TASK OBJECTIVE: Search the records for the string "Eastern" and copy every line in which it appears.

====== INFORMATION SUPPLIED

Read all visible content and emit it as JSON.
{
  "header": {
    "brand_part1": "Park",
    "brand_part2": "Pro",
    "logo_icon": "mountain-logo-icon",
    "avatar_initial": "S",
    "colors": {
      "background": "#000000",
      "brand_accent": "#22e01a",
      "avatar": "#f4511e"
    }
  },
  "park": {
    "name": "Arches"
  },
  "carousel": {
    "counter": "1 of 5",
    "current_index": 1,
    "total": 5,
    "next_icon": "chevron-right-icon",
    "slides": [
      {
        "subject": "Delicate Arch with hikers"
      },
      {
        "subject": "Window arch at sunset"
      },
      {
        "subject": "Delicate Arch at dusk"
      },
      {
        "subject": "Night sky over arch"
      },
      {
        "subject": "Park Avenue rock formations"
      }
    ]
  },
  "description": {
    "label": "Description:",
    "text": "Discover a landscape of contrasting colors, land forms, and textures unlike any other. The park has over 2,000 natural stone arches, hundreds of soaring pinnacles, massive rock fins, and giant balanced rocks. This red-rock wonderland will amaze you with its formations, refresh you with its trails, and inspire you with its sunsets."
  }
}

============
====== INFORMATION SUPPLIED

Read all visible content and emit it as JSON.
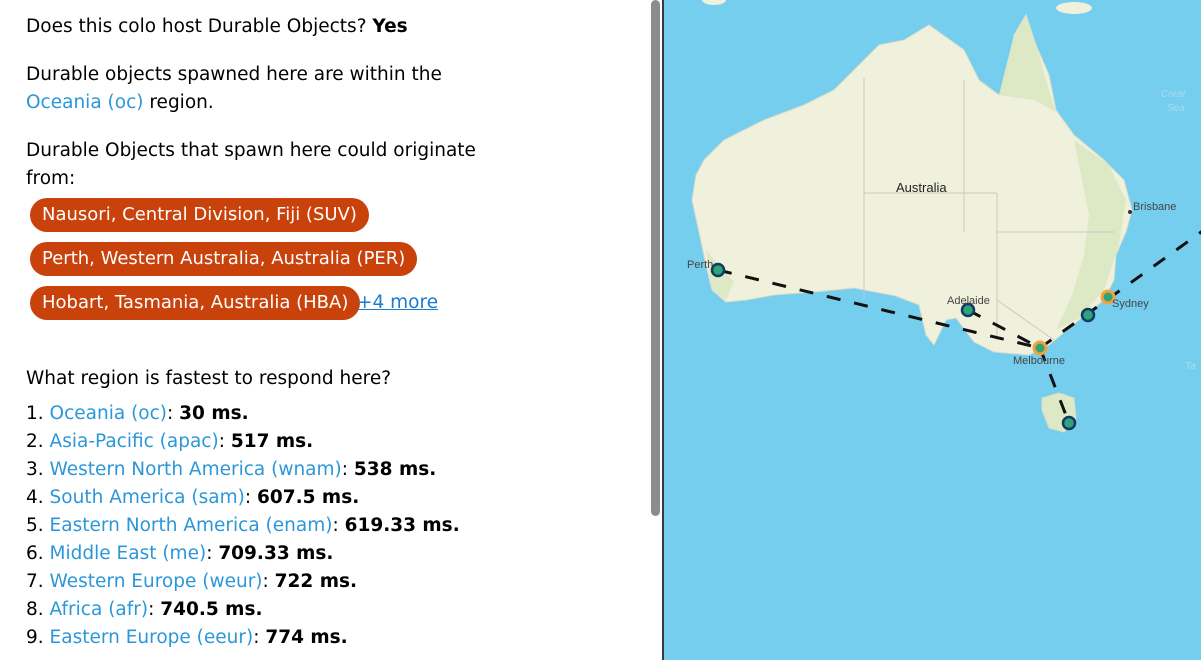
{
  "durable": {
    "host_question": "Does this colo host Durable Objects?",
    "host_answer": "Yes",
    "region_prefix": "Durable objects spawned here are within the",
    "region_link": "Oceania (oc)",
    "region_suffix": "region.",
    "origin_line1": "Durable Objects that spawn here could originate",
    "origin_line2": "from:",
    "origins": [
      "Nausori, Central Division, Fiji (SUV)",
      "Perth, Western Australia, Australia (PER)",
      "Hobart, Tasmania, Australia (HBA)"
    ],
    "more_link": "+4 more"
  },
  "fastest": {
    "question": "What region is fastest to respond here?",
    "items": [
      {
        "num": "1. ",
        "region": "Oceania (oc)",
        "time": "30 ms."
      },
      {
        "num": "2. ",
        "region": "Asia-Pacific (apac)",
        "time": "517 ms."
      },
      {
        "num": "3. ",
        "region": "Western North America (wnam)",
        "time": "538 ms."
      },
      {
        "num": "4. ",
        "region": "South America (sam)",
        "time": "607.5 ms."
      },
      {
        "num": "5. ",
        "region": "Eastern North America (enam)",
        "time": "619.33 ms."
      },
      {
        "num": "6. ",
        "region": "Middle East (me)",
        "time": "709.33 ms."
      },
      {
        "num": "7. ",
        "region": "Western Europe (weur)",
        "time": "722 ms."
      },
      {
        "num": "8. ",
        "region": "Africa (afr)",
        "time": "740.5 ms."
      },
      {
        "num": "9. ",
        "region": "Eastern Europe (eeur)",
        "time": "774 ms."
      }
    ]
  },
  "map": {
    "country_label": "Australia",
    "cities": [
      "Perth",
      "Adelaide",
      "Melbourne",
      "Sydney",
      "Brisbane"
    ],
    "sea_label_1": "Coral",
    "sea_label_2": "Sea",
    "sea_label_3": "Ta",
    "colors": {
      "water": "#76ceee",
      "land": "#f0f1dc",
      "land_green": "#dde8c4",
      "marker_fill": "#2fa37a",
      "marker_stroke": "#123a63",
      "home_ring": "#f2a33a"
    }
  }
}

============

WORKED SOLUTION:
        "region": "Eastern North America (enam)",
        "region": "Eastern Europe (eeur)",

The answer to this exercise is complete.